Given records =
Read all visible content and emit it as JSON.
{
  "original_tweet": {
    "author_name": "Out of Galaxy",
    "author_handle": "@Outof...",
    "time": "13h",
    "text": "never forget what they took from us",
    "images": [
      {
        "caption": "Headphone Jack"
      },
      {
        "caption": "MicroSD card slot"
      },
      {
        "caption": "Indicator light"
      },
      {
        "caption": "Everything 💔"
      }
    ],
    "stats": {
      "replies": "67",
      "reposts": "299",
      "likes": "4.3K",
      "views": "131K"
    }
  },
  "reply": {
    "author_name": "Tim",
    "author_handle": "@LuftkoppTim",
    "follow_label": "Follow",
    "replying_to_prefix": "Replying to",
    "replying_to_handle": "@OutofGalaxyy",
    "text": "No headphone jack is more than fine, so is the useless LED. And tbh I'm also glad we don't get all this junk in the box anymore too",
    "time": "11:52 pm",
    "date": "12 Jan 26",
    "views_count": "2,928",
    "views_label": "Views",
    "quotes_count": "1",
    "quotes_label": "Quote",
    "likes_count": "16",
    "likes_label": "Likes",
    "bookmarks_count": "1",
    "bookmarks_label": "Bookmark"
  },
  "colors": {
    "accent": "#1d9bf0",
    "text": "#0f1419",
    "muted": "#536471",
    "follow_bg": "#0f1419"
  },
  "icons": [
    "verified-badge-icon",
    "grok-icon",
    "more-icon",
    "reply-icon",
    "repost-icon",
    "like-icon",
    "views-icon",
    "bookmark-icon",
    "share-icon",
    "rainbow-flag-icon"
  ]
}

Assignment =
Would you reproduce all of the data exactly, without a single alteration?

Result below =
Read all visible content and emit it as JSON.
{
  "original_tweet": {
    "author_name": "Out of Galaxy",
    "author_handle": "@Outof...",
    "time": "13h",
    "text": "never forget what they took from us",
    "images": [
      {
        "caption": "Headphone Jack"
      },
      {
        "caption": "MicroSD card slot"
      },
      {
        "caption": "Indicator light"
      },
      {
        "caption": "Everything 💔"
      }
    ],
    "stats": {
      "replies": "67",
      "reposts": "299",
      "likes": "4.3K",
      "views": "131K"
    }
  },
  "reply": {
    "author_name": "Tim",
    "author_handle": "@LuftkoppTim",
    "follow_label": "Follow",
    "replying_to_prefix": "Replying to",
    "replying_to_handle": "@OutofGalaxyy",
    "text": "No headphone jack is more than fine, so is the useless LED. And tbh I'm also glad we don't get all this junk in the box anymore too",
    "time": "11:52 pm",
    "date": "12 Jan 26",
    "views_count": "2,928",
    "views_label": "Views",
    "quotes_count": "1",
    "quotes_label": "Quote",
    "likes_count": "16",
    "likes_label": "Likes",
    "bookmarks_count": "1",
    "bookmarks_label": "Bookmark"
  },
  "colors": {
    "accent": "#1d9bf0",
    "text": "#0f1419",
    "muted": "#536471",
    "follow_bg": "#0f1419"
  },
  "icons": [
    "verified-badge-icon",
    "grok-icon",
    "more-icon",
    "reply-icon",
    "repost-icon",
    "like-icon",
    "views-icon",
    "bookmark-icon",
    "share-icon",
    "rainbow-flag-icon"
  ]
}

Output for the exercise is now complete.